He lived in Brixton and decided to start playing football and rugby as a teenager. When he became 15 years old he changed his mind and he turned to basketball. “We didn't have future in basketball in the UK. But I didn't have the money to go to the USA. A friend of mine told me that a coach was looking for a point guard in a school of North Carolina. The name of the school was Laurinburg. The word disaster can't describe what I met there. It was a nightmare. There were just two toilets for 150 kids. We didn't have toilet paper either and instead of door we used to have a curtain. We had just two baths which they were not in service and we used to do showers with the dirty waters up to our knees. In my room I used to sleep with my clothes because every night we used to hear someone trying to break the lock to thieve us,” Adegboye told sdna.gr.
And he carries on: “We lacked of proper food and we didn't have teacher in the classroom. But my desire to play basketball was so big that I managed to suffer all this for four months. I was starving literally. But I couldn't return back to London because I wouldn't have chances to play basketball there. So I decided to stay in hell. The coach didn't give me much playing time and when I was given the chance I didn't have power because I was starving. The key players were given food secretly and they were the only ones who played as the others didn't have the power to play,” Adegboye says.

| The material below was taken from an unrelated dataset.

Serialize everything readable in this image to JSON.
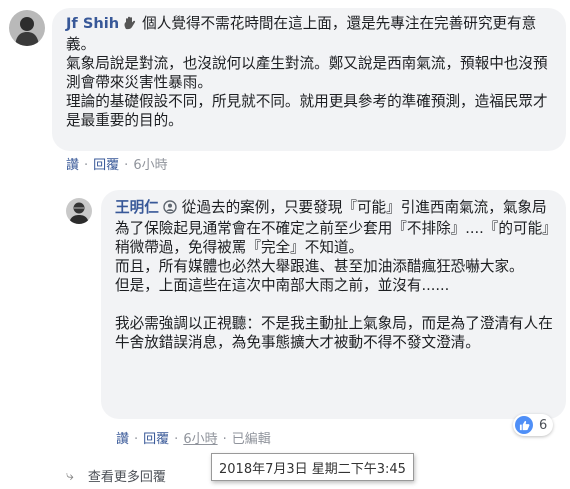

He remained there for four months but he thinks that he stayed for four years. But thankfully he met Josh Nokimson during an All Star game in Brixton, a man who changed his life. “I have no words to thank him. Josh used to send me food, blankets and all I needed. He was an angel for me. Josh paid for me the tickets to visit my family in London and he also gave me the key to stay in his house in Chicago. Also he tried to get me to another school away from Laurinburg. And he phoned to tell me that I would move to Las Vegas in the famous Findlay Prep school. When I landed there I broke in tears,” he recalls.

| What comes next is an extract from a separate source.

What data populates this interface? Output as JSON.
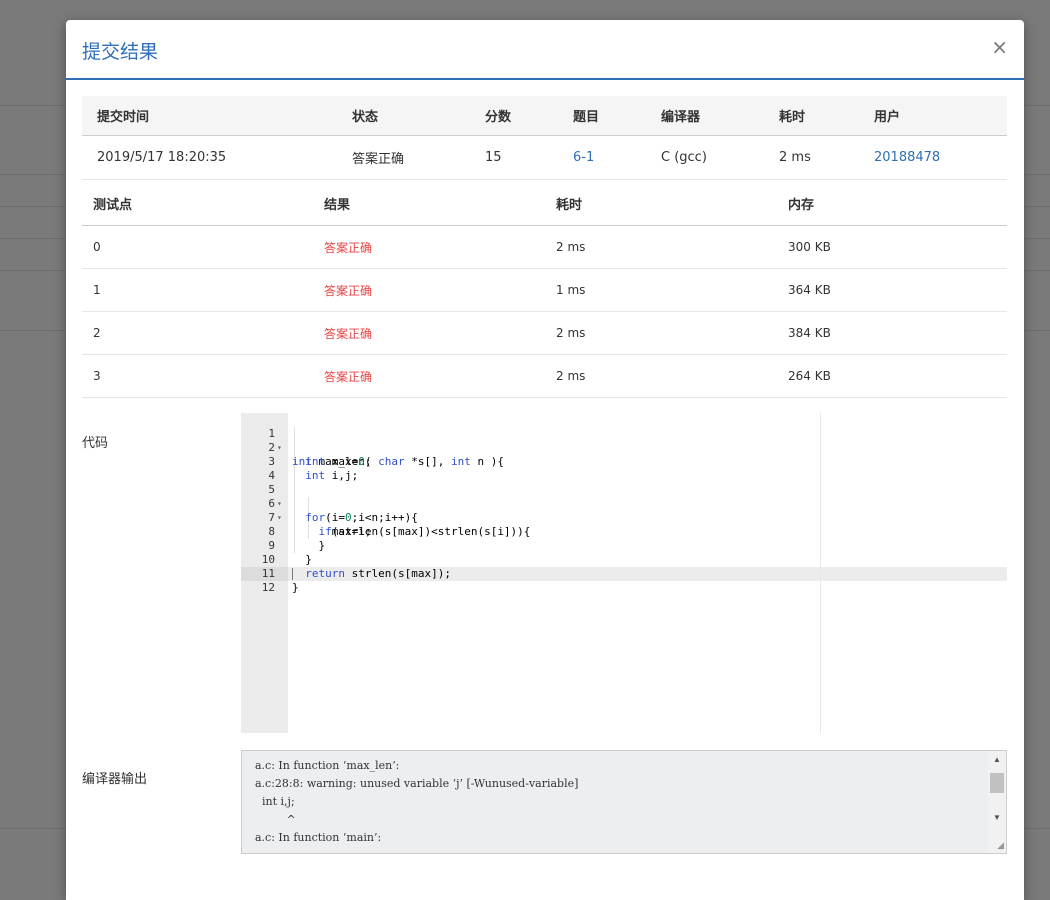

Nokimson supported Adegboye once more when he helped him to move to Junior College in Colorado. He then studied psychology in St. Bonaventure before playing at APOEL in Cyprus and at Nea Kifisia in Greece. “I think I can go much higher. I can't stop dreaming. If I was American I could have had more success because it's a taboo to be a British professional basketball player. But all these difficulties I faced so far in my career made me stronger as a person. I fight in every game for Aris. It's my first season here and I learn everyday. I feel I get better and I have already started learning Greek. But I always fight. All my life was a fight in fact,” Adegboye underlined.